Please copy each line in the records below that contains the string "with".
(Beginning of Listed entries)
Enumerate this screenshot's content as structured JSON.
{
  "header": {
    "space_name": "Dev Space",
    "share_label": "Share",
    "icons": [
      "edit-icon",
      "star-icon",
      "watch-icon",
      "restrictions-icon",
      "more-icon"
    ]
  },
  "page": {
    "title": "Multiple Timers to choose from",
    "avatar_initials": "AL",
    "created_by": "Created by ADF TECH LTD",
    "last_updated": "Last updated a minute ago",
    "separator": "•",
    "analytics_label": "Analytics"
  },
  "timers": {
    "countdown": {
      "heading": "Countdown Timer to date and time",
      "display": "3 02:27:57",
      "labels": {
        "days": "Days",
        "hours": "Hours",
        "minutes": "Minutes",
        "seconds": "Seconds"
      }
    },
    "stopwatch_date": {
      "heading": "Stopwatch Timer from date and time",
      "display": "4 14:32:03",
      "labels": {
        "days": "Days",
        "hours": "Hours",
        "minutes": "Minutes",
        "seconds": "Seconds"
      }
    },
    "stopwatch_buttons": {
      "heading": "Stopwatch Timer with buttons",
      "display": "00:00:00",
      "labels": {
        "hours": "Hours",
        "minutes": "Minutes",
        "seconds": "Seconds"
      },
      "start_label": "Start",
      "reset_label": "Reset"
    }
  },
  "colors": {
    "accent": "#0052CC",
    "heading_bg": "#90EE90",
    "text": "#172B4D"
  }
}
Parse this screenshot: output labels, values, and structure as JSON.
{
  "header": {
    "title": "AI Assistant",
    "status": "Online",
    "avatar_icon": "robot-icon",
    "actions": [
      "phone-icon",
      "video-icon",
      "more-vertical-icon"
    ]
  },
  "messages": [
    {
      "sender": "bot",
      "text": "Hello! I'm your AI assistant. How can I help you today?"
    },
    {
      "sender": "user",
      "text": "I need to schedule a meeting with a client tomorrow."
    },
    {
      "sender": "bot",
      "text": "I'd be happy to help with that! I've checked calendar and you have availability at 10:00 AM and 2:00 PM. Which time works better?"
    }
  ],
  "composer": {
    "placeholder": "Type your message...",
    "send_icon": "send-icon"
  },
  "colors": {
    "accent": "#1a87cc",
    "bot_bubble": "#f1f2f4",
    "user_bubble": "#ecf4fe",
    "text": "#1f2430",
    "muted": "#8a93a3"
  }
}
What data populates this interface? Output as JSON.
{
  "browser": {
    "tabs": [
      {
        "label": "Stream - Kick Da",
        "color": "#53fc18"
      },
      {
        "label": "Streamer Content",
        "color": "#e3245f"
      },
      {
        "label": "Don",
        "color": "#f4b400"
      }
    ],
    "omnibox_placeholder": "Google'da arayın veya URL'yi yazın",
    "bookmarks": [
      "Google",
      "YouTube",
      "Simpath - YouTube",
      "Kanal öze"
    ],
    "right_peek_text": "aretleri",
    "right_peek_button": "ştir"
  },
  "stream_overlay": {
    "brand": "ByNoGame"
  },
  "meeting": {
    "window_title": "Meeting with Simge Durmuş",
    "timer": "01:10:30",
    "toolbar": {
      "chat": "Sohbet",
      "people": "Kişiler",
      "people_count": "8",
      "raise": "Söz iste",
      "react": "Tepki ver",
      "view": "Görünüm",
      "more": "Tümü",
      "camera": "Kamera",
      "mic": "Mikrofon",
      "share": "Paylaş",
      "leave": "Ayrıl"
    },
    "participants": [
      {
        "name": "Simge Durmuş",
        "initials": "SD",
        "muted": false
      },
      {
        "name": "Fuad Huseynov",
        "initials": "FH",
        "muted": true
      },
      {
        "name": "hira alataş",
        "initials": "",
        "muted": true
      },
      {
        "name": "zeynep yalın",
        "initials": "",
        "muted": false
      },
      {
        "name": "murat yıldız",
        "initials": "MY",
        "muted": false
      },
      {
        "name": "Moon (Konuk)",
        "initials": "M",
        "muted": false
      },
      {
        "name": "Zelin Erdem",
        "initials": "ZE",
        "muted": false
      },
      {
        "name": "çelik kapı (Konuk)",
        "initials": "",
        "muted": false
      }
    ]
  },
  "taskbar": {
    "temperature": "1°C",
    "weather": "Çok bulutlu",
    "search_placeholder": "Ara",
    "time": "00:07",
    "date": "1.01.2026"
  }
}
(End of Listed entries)
* _Your solution_:
      "heading": "Stopwatch Timer with buttons",
      "text": "I need to schedule a meeting with a client tomorrow."
      "text": "I'd be happy to help with that! I've checked calendar and you have availability at 10:00 AM and 2:00 PM. Which time works better?"
    "window_title": "Meeting with Simge Durmuş",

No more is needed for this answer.